dinner and California artist Judy Chicago
is throwing a $35,000 party for them.
A leading figure in the women's art
movement and author of Through the
Flower, Chicago has designed a room-size
equilateral triangular table, 140 feet on a
side, with places set for 39 honored women
guests from history.
Some 50 women aje working in
Chicago's Santa Monica studio firing porcelain dinnerware, embroidering napkins
and painting plates for the three-year project, The Dinner Party, which received a
matching $17,500 grant from National
Endowment for the Arts last summer.
It is scheduled to open at San Fran
cisco's Museum of Modern Art in late
and then circulate around the country.
Called "a reinterpretation of the Last
Supper," it will be permanently housed in
either Washington, D.C. or California.
The subject matter of The Dinner
Party is women's culture and history. Beneath the table, a floor of hand-made tiles
will be inscribed with names of 999 women
who have made an impact on history. Each
place setting will include a 14-inch porcelain plate, porcelain chalice and flatware.
A cloth runner and napkins embroidered
in keeping with the era of each guest will
complete the table.
All the designs have been made by
Chicago but the craft work-traditionally
seen as women's work—is being done by
her associates. It's an effort to incorporate
the idea of women as artists through history-through the power of their personalities, their social awareness as hostesses
and nurturers, and as craftspeople.
Mary Ellen Conway
The Susan B. Anthony Gavel Given to
the driving force who helped create the first
International Council of Women in 1888, it
honors those early advocates of women's
rights who took the movement out
of the kitchen and onto the streets.
Now you can honor that
spirit with this handsome reproduction of Ms. Anthony's original,
now in the Smithsonian Institution.
Carefully crafted by Stieff in
rosewood, sterling and an ecologically acceptable substitute for the original ivory, the
inscribed faces mark the occasion and
admonish the user to note that "Order is
Heaven's first Law." And the
wide sterling band, marked
with both the Smithsonian
and Stieff hallmarks, is perfect for engraving.
gift box included.
The Susan B. Anthony Gavel
Part of the Smithsonian Series by StiefT.

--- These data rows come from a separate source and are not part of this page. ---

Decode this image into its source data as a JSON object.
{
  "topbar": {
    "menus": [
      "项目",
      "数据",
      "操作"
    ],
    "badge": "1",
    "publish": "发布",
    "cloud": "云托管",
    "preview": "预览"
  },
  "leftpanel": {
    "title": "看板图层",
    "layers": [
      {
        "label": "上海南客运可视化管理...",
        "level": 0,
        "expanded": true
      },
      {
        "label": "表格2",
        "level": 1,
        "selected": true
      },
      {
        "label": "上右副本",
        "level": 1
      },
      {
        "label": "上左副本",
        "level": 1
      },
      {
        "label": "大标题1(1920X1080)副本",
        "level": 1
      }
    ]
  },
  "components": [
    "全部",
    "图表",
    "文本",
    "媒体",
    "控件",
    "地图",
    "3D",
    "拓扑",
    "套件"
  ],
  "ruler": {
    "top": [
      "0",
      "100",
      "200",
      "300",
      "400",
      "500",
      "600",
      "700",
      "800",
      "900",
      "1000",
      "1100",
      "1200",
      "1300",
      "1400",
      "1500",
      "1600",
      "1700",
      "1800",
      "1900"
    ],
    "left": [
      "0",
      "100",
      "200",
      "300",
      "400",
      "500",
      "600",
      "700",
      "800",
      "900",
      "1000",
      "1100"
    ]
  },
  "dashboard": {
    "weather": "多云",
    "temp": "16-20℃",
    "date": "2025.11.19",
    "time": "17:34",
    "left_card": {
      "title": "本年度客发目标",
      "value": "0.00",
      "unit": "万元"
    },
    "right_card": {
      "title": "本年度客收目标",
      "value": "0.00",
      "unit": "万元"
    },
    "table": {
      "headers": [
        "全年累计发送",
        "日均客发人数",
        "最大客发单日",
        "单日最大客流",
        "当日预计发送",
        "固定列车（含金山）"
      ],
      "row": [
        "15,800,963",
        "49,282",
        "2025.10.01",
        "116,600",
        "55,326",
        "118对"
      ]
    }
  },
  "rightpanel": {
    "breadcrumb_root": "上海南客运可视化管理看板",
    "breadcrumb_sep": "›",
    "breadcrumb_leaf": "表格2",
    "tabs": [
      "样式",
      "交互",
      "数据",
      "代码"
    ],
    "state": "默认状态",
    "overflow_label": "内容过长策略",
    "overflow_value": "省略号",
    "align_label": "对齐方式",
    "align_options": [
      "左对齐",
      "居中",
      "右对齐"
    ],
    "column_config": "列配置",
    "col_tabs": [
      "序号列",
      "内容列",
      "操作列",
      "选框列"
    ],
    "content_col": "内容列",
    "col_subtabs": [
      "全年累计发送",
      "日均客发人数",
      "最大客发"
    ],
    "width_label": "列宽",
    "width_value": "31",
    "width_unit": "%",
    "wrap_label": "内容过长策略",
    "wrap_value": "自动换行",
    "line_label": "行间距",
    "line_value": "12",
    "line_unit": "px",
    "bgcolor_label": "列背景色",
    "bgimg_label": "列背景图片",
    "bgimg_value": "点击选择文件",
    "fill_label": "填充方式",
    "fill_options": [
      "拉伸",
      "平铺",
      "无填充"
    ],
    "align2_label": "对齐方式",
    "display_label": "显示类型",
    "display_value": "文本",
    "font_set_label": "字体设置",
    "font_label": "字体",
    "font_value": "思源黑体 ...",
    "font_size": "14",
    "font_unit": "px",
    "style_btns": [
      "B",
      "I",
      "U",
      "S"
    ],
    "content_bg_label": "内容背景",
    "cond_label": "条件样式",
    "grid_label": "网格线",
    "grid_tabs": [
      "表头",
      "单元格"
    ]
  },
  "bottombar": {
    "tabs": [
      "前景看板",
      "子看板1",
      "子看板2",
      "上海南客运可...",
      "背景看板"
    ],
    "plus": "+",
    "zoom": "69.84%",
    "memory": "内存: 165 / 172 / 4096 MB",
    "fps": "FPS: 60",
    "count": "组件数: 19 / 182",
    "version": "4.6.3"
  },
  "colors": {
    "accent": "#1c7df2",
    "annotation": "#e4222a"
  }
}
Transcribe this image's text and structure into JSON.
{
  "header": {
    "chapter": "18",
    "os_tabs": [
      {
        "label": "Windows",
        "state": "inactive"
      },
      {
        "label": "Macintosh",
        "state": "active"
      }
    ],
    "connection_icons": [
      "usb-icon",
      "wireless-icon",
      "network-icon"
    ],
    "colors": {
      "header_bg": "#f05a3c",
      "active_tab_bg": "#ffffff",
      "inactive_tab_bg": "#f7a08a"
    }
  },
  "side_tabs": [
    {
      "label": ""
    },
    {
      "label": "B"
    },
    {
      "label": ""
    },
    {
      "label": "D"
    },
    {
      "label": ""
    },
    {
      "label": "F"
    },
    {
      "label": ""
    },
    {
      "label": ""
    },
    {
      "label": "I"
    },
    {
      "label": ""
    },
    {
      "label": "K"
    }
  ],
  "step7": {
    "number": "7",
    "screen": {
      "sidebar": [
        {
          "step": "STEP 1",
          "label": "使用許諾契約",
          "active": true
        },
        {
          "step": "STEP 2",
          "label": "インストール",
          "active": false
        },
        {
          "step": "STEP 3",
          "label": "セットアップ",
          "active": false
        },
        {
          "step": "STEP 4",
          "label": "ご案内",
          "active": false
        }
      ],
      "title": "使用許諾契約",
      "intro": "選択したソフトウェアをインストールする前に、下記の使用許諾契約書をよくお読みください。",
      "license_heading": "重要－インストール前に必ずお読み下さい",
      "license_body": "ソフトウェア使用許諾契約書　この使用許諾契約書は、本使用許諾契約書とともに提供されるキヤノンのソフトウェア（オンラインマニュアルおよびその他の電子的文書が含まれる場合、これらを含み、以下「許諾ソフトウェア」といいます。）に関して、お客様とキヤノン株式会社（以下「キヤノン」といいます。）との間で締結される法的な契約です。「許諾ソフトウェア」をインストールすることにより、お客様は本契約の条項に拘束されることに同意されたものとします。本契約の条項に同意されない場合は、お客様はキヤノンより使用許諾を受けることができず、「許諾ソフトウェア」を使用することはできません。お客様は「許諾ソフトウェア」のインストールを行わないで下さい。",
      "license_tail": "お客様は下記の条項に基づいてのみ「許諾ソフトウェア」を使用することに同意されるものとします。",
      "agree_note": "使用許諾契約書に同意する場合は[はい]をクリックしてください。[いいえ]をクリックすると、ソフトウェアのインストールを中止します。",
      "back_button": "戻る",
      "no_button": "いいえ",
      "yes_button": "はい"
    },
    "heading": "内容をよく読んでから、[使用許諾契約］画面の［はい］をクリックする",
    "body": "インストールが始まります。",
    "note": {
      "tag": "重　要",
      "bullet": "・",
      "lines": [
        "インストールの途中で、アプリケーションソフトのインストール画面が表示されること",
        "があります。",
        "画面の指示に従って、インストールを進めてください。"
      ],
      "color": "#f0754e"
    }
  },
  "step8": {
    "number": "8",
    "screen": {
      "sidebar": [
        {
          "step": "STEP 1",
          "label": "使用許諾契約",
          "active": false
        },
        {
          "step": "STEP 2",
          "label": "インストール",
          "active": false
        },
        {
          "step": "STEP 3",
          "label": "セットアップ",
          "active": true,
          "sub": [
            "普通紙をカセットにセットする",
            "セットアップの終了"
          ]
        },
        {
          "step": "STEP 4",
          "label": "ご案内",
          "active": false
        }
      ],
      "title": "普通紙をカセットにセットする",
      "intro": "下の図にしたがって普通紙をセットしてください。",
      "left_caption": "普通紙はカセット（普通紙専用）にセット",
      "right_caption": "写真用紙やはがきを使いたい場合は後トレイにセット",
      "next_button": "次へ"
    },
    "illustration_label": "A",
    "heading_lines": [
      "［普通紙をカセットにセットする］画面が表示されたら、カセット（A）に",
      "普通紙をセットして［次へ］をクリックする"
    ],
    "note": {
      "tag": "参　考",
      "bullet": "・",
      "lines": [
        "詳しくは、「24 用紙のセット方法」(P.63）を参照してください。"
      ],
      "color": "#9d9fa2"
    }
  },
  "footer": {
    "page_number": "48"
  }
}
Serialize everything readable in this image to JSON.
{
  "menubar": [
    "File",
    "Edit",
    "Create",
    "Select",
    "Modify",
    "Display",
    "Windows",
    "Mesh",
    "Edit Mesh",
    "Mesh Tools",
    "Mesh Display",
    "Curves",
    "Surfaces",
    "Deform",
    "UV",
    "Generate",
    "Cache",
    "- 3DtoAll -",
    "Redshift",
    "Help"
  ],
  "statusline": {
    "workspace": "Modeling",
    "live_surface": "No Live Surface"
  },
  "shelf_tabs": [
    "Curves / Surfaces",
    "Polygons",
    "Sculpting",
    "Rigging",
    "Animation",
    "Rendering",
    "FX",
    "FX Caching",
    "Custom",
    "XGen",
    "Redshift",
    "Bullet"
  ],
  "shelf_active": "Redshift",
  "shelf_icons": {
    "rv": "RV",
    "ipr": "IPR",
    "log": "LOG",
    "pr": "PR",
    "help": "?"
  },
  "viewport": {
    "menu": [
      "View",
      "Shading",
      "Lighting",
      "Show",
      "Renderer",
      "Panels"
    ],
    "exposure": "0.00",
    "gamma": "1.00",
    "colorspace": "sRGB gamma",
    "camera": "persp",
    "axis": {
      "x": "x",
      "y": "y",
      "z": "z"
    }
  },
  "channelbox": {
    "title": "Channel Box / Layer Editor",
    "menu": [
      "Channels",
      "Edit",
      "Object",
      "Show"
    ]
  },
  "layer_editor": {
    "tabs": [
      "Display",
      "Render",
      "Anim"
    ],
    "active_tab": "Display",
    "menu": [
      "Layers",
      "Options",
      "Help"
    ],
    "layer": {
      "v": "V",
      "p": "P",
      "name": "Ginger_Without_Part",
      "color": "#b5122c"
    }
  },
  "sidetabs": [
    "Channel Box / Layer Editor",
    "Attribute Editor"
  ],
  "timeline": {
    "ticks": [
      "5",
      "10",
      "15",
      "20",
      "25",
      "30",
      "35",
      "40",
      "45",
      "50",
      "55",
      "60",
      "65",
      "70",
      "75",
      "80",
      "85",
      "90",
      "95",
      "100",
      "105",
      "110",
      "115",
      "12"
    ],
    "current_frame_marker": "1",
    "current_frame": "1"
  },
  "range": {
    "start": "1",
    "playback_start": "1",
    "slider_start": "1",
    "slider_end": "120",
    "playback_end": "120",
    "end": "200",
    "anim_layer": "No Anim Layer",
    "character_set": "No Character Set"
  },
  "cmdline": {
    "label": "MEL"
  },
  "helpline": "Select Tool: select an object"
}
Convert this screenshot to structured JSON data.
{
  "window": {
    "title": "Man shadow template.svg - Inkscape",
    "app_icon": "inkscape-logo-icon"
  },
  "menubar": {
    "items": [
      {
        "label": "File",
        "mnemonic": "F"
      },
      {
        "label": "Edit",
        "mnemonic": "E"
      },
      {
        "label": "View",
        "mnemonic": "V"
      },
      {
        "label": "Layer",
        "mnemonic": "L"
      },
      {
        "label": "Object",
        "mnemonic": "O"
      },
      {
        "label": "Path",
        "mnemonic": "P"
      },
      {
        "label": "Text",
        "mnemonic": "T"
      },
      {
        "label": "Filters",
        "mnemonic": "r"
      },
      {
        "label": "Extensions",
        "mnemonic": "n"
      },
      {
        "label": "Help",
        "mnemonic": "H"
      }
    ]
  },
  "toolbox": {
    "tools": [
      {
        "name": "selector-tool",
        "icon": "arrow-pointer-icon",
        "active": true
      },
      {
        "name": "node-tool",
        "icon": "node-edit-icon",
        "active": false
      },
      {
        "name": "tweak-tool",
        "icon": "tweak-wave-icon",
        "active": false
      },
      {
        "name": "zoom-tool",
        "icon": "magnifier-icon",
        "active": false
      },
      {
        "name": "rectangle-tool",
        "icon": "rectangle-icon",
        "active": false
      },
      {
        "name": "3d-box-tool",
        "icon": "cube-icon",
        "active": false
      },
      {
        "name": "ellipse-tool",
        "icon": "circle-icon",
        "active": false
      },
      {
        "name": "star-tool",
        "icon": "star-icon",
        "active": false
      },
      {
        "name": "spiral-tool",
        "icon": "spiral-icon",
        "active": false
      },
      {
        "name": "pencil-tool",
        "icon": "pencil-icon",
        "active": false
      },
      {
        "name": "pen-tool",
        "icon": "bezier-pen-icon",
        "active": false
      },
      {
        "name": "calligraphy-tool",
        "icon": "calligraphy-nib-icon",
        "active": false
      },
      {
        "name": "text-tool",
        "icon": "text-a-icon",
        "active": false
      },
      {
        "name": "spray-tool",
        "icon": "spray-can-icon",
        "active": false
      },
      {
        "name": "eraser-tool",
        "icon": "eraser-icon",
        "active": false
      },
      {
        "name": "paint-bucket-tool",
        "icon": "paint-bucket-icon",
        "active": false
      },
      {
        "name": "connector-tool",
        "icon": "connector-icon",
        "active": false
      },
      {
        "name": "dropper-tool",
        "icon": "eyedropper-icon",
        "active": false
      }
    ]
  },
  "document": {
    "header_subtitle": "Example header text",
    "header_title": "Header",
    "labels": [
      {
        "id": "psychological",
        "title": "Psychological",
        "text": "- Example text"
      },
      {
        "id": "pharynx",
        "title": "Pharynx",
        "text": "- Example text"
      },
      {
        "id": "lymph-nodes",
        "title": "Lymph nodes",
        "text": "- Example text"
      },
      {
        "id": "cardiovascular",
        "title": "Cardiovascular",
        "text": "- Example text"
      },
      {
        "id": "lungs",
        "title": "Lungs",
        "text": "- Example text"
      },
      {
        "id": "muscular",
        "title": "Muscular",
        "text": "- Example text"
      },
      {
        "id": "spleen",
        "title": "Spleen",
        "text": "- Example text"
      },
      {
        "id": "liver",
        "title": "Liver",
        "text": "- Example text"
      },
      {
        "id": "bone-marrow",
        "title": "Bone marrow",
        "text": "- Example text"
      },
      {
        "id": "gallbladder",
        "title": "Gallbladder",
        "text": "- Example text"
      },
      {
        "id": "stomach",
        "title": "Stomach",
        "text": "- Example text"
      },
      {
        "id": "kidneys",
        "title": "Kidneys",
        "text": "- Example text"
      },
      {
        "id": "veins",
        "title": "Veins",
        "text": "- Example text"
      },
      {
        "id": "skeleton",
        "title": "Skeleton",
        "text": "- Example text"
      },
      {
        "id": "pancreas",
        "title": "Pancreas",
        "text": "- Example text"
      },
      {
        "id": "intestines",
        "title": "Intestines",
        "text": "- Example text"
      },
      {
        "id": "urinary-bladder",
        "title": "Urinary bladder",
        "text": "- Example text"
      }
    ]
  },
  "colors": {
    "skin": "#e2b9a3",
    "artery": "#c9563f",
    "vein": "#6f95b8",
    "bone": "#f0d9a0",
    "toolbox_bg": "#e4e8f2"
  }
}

Foley's Department Store Regal Touch
All Stores 458 Greenspoints Mall
The Stieff Company, 800 Wyman Park Drive, Baltimore, Maryland 21211
DAILY BREAKTHROUGH NOVEMBER 20, 1977 PAGE 27